YOUR OBJECTIVE — Once you have checked the records that follow, state how many of their lines hold "initials", giving the number only.

┌──

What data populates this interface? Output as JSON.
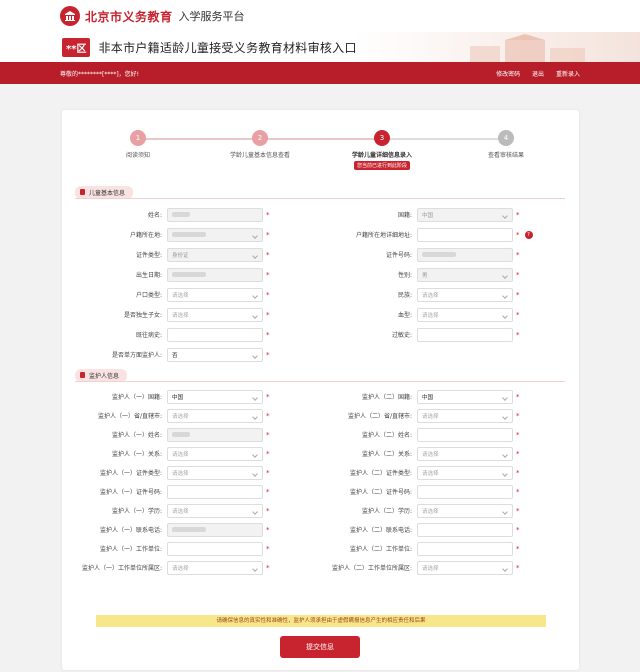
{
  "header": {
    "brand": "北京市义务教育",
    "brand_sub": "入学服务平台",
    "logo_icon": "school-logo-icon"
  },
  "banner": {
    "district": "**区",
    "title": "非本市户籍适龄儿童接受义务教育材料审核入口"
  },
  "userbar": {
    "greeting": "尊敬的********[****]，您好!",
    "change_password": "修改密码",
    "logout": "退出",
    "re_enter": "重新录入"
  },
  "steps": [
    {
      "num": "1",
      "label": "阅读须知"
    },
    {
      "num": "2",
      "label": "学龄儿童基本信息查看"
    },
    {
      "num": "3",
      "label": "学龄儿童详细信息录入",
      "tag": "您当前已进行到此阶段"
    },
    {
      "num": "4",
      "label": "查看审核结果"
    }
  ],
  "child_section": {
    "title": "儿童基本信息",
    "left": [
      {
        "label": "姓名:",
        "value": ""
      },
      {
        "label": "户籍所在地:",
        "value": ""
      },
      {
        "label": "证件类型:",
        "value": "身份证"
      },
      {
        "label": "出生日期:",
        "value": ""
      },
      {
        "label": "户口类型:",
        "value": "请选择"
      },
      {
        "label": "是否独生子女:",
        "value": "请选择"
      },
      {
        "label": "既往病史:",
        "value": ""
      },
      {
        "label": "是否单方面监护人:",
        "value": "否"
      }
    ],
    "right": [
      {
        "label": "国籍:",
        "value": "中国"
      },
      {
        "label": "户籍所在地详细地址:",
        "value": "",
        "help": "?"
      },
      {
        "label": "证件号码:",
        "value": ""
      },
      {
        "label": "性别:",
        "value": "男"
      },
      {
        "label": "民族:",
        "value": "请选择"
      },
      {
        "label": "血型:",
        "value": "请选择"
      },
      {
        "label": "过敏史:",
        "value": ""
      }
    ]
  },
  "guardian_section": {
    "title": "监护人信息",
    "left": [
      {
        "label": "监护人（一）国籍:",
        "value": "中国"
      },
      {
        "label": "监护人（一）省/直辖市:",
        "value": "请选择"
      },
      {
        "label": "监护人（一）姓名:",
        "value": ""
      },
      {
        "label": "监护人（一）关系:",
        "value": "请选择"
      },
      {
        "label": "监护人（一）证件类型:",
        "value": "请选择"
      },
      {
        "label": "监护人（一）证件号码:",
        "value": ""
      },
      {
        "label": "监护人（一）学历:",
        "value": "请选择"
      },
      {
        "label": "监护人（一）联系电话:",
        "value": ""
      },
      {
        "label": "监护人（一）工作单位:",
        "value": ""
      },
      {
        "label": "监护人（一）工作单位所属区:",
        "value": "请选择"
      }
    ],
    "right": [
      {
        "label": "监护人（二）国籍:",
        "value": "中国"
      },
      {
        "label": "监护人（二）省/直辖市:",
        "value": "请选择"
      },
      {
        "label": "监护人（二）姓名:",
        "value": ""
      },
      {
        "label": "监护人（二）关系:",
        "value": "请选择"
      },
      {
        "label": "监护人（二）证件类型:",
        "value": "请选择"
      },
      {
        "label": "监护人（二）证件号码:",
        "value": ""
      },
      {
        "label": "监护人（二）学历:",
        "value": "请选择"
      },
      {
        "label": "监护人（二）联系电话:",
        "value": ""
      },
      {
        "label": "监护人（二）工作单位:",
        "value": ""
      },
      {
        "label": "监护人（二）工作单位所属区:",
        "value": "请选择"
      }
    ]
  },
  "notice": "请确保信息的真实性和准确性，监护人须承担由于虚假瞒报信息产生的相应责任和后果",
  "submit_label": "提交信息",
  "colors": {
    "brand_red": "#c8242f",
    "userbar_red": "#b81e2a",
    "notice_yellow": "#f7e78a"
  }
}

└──
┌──

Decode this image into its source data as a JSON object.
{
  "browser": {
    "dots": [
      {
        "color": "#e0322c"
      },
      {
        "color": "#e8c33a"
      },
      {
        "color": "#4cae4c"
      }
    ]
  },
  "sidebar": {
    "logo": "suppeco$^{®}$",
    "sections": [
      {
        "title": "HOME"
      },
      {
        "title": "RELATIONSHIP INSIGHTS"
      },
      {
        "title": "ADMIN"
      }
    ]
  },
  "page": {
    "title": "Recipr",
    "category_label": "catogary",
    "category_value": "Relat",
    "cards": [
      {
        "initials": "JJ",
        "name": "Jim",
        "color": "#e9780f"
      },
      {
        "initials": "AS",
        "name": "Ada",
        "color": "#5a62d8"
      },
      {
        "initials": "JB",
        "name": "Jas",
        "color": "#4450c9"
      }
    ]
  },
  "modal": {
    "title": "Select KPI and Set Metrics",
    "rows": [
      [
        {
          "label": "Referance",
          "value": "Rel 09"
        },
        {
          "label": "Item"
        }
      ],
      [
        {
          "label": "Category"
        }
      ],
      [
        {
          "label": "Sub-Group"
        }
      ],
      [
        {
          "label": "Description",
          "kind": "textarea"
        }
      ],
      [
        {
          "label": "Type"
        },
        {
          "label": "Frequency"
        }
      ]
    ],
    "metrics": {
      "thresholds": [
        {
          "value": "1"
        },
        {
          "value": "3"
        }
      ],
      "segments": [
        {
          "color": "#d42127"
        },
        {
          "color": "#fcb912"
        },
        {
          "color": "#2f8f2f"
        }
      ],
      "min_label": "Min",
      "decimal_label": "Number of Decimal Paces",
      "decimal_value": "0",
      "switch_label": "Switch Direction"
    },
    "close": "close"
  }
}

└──

OUTPUT OF THE TASK — 3